Bottom Line: The effects of luminal Ca(2+) and Mg(2+) on sheep RYR2 were measured in lipid bilayers.Ca(2+) and Mg(2+) on opposite sides of the bilayer exhibited competitive effects on RYRs, indicating that they can compete via the pore for common sites.The model predicts that under physiological conditions, SR load-dependent Ca(2+) release (1) is mainly determined by Ca(2+) displacement of Mg(2+) from the L-site as SR loading increases, and (2) depends on the properties of both luminal and cytoplasmic activation mechanisms.

View Article: PubMed Central - PubMed

Affiliation: School of Biomedical Sciences, University of Newcastle and Hunter Medical Research Institute, Callaghan, NSW 2308, Australia. Derek.Laver@newcastle.edu.au
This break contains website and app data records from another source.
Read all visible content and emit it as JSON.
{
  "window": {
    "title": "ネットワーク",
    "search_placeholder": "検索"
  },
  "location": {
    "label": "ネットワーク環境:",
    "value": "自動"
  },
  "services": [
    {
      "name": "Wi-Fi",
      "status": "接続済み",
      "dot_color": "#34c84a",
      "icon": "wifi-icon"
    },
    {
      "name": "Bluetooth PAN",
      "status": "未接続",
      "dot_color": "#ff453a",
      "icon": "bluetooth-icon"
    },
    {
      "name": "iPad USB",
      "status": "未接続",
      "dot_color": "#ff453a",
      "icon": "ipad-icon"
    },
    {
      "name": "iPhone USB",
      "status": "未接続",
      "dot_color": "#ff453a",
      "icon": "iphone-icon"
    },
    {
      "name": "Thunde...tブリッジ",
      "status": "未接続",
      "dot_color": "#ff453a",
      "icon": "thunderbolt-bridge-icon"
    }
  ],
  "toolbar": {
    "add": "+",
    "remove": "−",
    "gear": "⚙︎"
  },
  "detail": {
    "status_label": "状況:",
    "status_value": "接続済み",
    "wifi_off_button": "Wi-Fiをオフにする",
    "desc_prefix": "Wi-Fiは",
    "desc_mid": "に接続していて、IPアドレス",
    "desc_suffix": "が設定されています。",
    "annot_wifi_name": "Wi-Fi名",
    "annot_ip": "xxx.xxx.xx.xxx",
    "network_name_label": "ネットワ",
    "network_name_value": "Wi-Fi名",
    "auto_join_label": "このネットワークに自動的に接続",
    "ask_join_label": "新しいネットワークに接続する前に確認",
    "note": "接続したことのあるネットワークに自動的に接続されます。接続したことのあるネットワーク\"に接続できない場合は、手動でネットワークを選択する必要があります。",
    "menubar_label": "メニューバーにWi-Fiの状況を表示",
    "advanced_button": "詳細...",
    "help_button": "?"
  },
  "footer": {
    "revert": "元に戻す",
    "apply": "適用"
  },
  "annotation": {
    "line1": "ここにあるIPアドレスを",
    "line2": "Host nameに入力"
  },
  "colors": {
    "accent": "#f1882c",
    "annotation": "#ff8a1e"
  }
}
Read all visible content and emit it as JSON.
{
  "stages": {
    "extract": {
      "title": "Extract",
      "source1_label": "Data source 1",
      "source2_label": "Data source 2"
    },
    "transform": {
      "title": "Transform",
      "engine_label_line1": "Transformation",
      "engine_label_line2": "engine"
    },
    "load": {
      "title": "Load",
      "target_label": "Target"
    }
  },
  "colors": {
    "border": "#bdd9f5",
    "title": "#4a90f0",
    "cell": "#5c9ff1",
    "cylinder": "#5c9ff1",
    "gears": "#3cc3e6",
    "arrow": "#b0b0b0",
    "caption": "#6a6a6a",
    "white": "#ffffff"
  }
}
ABSTRACT
In cardiac muscle, intracellular Ca(2+) and Mg(2+) are potent regulators of calcium release from the sarcoplasmic reticulum (SR). It is well known that the free [Ca(2+)] in the SR ([Ca(2+)](L)) stimulates the Ca(2+) release channels (ryanodine receptor [RYR]2). However, little is known about the action of luminal Mg(2+), which has not been regarded as an important regulator of Ca(2+) release. The effects of luminal Ca(2+) and Mg(2+) on sheep RYR2 were measured in lipid bilayers. Cytoplasmic and luminal Ca(2+) produced a synergistic increase in the opening rate of RYRs. A novel, high affinity inhibition of RYR2 by luminal Mg(2+) was observed, pointing to an important physiological role for luminal Mg(2+) in cardiac muscle. At diastolic [Ca(2+)](C), luminal Mg(2+) inhibition was voltage independent, with K(i) = 45 microM at luminal [Ca(2+)] ([Ca(2+)](L)) = 100 microM. Luminal and cytoplasmic Mg(2+) inhibition was alleviated by increasing [Ca(2+)](L) or [Ca(2+)](C). Ca(2+) and Mg(2+) on opposite sides of the bilayer exhibited competitive effects on RYRs, indicating that they can compete via the pore for common sites. The data were accurately fitted by a model based on a tetrameric RYR structure with four Ca(2+)-sensing mechanisms on each subunit: activating luminal L-site (40-microM affinity for Mg(2+) and Ca(2+)), cytoplasmic A-site (1.2 microM for Ca(2+) and 60 microM for Mg(2+)), inactivating cytoplasmic I(1)-site (approximately 10 mM for Ca(2+) and Mg(2+)), and I(2)-site (1.2 microM for Ca(2+)). Activation of three or more subunits will cause channel opening. Mg(2+) inhibition occurs primarily by Mg(2+) displacing Ca(2+) from the L- and A-sites, and Mg(2+) fails to open the channel. The model predicts that under physiological conditions, SR load-dependent Ca(2+) release (1) is mainly determined by Ca(2+) displacement of Mg(2+) from the L-site as SR loading increases, and (2) depends on the properties of both luminal and cytoplasmic activation mechanisms.

Show MeSH